in , ,

Post-Covid-19 Oil Industry: Nigeria, Uganda, Others Mull Regional Integration


Africa’s oil producing countries can develop their technological capacities by learning from Nigeria if regional integration is embraced as a survival strategy post COVID-19, the Nigerian Content Development and Monitoring Board (NCDMB) has said.


The Director of Monitoring and Evaluation of the board, Mr Tunde Adelana said at a Webinar with the theme, “Optimising Local Content through Regional Integration In a Post COVID-19 Africa.”


He said local content in the Nigerian oil and gas industry was not about indigenization, but domiciliation and domestication of skills, adding that  indigenous companies have since built capacities on the back of the policy.


Adelana noted that Africa as a rich continent with a lot of mineral resources, research should be encouraged on the continent to develop them.



“Africa is a very rich continent and we have a lot of mineral resources everywhere. We need to look back and do some more research into our local resources, to see how they can be utilized to support, not just the oil and gas sector, but the entire economy at large.


“Nigeria has abundant skills. We have abundant capabilities and competencies, given the length of time we have been in this industry (60 years). Our achievements speak for themselves. And for the rest of Africa, there is a lot you can learn from Nigerians,” NCDMB Director said at the webinar hosted by Majorwaves Energy Report.


He explained: “Our principle is local content and it is not about indigenization. It is about domiciliation and domestication. It means, bring it to us and do it here, our people will learn from it and become experts in that field.



“R&D is the bedrock of any development. We need to continue to evolve, to create values. R&D is very key on this and I think this is one of the opportunities that Africa as a continent needs to take on, post Covid-19. ’’


Dr. N.J Ayuk, a legal expert on structuring, local content, documentation and negotiation of oil, gas and petrochemical transactions, advised  Nigerian oil and gas services firms to take advantage of opportunities in Equatorial Guinea, Mozambique and other Africa countries post COVID-19.


Harping on the importance of regional integration in post COVID-19 Africa, he said the African Continental Free Trade Agreement (AfCFTA) has a pivotal role to play but bemoaned the difficulty it will face if the local content laws of participating countries were not harmonised.


“Nigeria for example, has competent oil services firms but finds it difficult operating in fellow African countries because of local content laws” he said, while urging Nigeria to lead the campaign for a regional content law.


Ayuk, who is the Executive Chairman, African Energy Chamber, said in the last two years there had not been any major project in Africa and called on Africa oil producers to make their fiscals competitive to attract big projects.


He lauded the Nigerian Liquefied Natural Gas (NLNG) of the Nigerian National Petroleum Corporation, describing it as one of the most successful LNG in the world.


‘’Africans, Stand up! Be conquerors and go to these places where you never thought you will go; set up service companies and compete internationally!


“We need to get off our high horses as Africans and start competing.
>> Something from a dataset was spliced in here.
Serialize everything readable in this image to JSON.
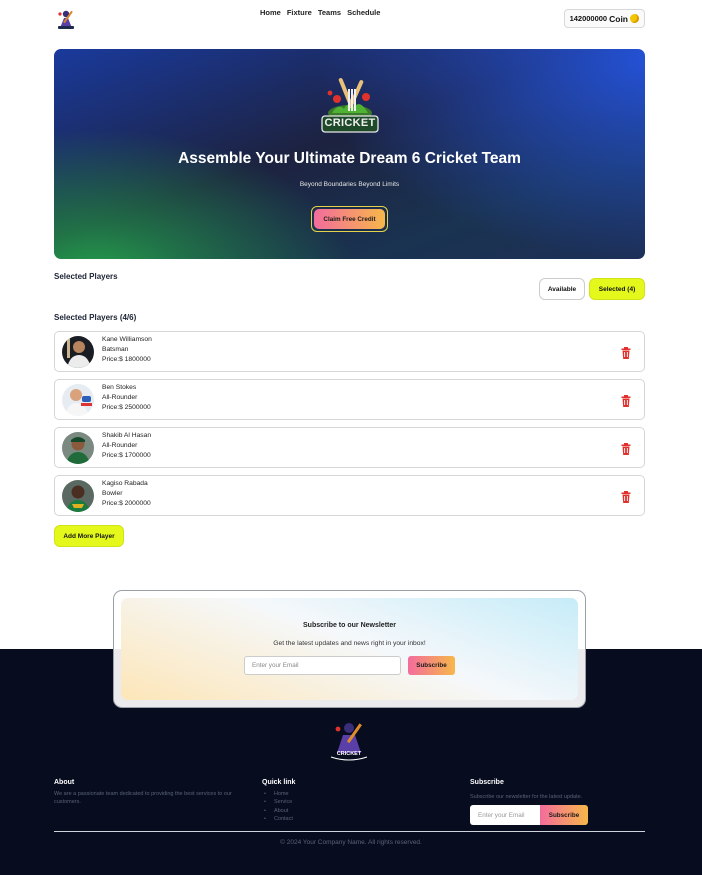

Africa, we need to be honest with ourselves: it is a time to go bold.



“There is no reason why we cannot use this Covid-19 moment to leap frog into the future and break bounds,’’ he said.


On her part, the Director of Technical Support Services, Petroleum Authority of Uganda, Peninah Aheebwa said national content in the Ugandan oil industry was about value creation and retention in-country.


She said: “For us, National Content means in-country value creation and retention, whilst ensuring competitiveness, efficiency and effectiveness.


“We have opportunities for Joint Venture with UNOC. This is available for African operators to seize.


“While FID was delayed in Uganda, we used the opportunity to build some level of capacities which can be deployed in Mozambique and South Sudan; discussions have begun in this regard.


“Our National Supplier Database is open to everyone for registration, whether nationals of Uganda or not.”


Lending his voice to the discussion, Head, Oil and Gas Southern Africa, Standard Bank Group, Paul Eardley Taylor, said that there is existence of local content escalator for all projects in Mozambique.


He said: “Local content escalator exists for all projects in Mozambique, as subsequent plans for development have increasing provisions negotiated projects compared to earlier ones.


“A Mozambican company is one that is set up in Mozambique and pays tax in Mozambique; it does not have to be owned by a citizen. We’re excited about the opportunities there for other African countries.”


On the local content opportunities in the country, he said the opportunities for local content in Mozambique’s LNG is estimated at 5billion US Dollars over the next four to five  years.


On the future of oil and gas companies in the country post COVID-19, he said:“The next phase for a lot of the local companies is equity funded joint ventures, and over time they will become the established local corporates in Mozambique which have the skills and the track records of the companies in Nigeria.”



Written by Per Second News


Leave a Reply

Your email address will not be published. Required fields are marked *

This site is protected by reCAPTCHA and the Google Privacy Policy and Terms of Service apply.



COVID-19: Governors to reinforce state taskforce to improve risk communication

COVID-19: Schneider Electric Foundation provides 11,760 Euro palliatives fund for Nigerian children